§ WHAT IS REQUIRED:
Each line that includes the word "Punta" should be copied from the records.

Data entries:
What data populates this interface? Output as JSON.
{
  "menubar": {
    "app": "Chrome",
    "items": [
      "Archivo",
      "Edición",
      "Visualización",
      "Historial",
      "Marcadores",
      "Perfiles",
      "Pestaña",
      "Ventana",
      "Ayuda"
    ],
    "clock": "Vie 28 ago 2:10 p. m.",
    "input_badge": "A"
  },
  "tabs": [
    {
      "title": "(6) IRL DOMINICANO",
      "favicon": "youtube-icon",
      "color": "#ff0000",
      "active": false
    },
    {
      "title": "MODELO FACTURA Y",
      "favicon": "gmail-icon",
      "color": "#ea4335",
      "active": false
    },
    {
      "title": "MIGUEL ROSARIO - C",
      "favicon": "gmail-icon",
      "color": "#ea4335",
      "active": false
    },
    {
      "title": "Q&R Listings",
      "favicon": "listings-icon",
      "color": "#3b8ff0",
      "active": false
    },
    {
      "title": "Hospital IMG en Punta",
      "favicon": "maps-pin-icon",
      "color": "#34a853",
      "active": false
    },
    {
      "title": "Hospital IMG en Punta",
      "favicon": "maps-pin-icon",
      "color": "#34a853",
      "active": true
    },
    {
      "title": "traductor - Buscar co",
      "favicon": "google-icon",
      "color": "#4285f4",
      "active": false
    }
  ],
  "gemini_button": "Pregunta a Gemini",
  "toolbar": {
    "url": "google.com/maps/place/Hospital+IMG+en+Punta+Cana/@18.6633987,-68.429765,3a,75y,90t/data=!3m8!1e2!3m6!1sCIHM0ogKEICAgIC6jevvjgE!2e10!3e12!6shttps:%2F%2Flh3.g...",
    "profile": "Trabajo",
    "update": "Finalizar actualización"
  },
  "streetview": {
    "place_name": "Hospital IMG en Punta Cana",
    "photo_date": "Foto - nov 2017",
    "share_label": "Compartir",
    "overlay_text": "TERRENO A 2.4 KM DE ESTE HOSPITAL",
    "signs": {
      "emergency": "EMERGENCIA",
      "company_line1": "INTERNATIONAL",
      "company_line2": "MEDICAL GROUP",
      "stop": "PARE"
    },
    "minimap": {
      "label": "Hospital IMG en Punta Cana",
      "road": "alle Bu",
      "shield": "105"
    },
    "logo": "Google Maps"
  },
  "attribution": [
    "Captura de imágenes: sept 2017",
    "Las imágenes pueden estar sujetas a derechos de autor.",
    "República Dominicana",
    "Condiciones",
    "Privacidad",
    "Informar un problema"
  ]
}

§ EXERCISE ANSWER:
      "title": "Hospital IMG en Punta",
      "title": "Hospital IMG en Punta",
    "url": "google.com/maps/place/Hospital+IMG+en+Punta+Cana/@18.6633987,-68.429765,3a,75y,90t/data=!3m8!1e2!3m6!1sCIHM0ogKEICAgIC6jevvjgE!2e10!3e12!6shttps:%2F%2Flh3.g...",
    "place_name": "Hospital IMG en Punta Cana",
      "label": "Hospital IMG en Punta Cana",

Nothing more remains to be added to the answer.